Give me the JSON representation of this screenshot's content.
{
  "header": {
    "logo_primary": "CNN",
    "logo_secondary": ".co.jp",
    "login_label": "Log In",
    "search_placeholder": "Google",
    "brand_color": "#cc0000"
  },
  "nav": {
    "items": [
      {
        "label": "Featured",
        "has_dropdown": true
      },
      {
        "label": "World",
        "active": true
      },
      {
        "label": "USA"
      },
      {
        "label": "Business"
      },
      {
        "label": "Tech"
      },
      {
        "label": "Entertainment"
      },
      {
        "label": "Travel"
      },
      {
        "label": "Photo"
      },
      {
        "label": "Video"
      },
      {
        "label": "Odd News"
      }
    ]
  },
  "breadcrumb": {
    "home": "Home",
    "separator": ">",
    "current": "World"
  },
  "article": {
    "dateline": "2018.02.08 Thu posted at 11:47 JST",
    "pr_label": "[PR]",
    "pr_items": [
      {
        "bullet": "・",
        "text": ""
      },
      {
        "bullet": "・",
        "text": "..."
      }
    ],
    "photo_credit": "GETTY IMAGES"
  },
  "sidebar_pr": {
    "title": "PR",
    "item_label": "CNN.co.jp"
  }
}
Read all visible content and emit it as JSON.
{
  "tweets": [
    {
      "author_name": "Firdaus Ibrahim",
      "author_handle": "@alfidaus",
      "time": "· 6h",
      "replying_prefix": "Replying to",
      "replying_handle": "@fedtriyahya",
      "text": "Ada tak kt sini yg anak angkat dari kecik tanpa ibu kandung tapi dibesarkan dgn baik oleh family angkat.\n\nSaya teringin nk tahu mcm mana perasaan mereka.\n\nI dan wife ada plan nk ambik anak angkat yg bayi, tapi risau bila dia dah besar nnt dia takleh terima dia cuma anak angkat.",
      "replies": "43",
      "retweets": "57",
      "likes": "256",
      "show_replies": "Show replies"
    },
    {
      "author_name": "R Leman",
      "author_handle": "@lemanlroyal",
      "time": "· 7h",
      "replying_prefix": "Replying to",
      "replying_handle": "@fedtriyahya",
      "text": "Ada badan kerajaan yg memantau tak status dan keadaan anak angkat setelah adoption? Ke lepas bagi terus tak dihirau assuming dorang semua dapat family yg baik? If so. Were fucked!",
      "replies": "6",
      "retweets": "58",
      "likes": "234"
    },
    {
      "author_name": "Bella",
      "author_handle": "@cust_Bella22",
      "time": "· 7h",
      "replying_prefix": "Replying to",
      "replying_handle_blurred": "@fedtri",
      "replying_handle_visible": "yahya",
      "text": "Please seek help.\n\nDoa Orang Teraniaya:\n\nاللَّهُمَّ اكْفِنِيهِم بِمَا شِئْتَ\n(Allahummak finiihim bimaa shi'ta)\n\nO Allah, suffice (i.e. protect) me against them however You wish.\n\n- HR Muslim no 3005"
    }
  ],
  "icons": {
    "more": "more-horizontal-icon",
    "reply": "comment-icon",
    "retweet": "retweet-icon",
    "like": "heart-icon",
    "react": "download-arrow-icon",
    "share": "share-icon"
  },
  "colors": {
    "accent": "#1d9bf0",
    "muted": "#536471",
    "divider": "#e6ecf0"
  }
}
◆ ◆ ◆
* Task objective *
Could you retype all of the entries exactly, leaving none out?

* Written response *
Give me the JSON representation of this screenshot's content.
{
  "header": {
    "logo_primary": "CNN",
    "logo_secondary": ".co.jp",
    "login_label": "Log In",
    "search_placeholder": "Google",
    "brand_color": "#cc0000"
  },
  "nav": {
    "items": [
      {
        "label": "Featured",
        "has_dropdown": true
      },
      {
        "label": "World",
        "active": true
      },
      {
        "label": "USA"
      },
      {
        "label": "Business"
      },
      {
        "label": "Tech"
      },
      {
        "label": "Entertainment"
      },
      {
        "label": "Travel"
      },
      {
        "label": "Photo"
      },
      {
        "label": "Video"
      },
      {
        "label": "Odd News"
      }
    ]
  },
  "breadcrumb": {
    "home": "Home",
    "separator": ">",
    "current": "World"
  },
  "article": {
    "dateline": "2018.02.08 Thu posted at 11:47 JST",
    "pr_label": "[PR]",
    "pr_items": [
      {
        "bullet": "・",
        "text": ""
      },
      {
        "bullet": "・",
        "text": "..."
      }
    ],
    "photo_credit": "GETTY IMAGES"
  },
  "sidebar_pr": {
    "title": "PR",
    "item_label": "CNN.co.jp"
  }
}
Read all visible content and emit it as JSON.
{
  "tweets": [
    {
      "author_name": "Firdaus Ibrahim",
      "author_handle": "@alfidaus",
      "time": "· 6h",
      "replying_prefix": "Replying to",
      "replying_handle": "@fedtriyahya",
      "text": "Ada tak kt sini yg anak angkat dari kecik tanpa ibu kandung tapi dibesarkan dgn baik oleh family angkat.\n\nSaya teringin nk tahu mcm mana perasaan mereka.\n\nI dan wife ada plan nk ambik anak angkat yg bayi, tapi risau bila dia dah besar nnt dia takleh terima dia cuma anak angkat.",
      "replies": "43",
      "retweets": "57",
      "likes": "256",
      "show_replies": "Show replies"
    },
    {
      "author_name": "R Leman",
      "author_handle": "@lemanlroyal",
      "time": "· 7h",
      "replying_prefix": "Replying to",
      "replying_handle": "@fedtriyahya",
      "text": "Ada badan kerajaan yg memantau tak status dan keadaan anak angkat setelah adoption? Ke lepas bagi terus tak dihirau assuming dorang semua dapat family yg baik? If so. Were fucked!",
      "replies": "6",
      "retweets": "58",
      "likes": "234"
    },
    {
      "author_name": "Bella",
      "author_handle": "@cust_Bella22",
      "time": "· 7h",
      "replying_prefix": "Replying to",
      "replying_handle_blurred": "@fedtri",
      "replying_handle_visible": "yahya",
      "text": "Please seek help.\n\nDoa Orang Teraniaya:\n\nاللَّهُمَّ اكْفِنِيهِم بِمَا شِئْتَ\n(Allahummak finiihim bimaa shi'ta)\n\nO Allah, suffice (i.e. protect) me against them however You wish.\n\n- HR Muslim no 3005"
    }
  ],
  "icons": {
    "more": "more-horizontal-icon",
    "reply": "comment-icon",
    "retweet": "retweet-icon",
    "like": "heart-icon",
    "react": "download-arrow-icon",
    "share": "share-icon"
  },
  "colors": {
    "accent": "#1d9bf0",
    "muted": "#536471",
    "divider": "#e6ecf0"
  }
}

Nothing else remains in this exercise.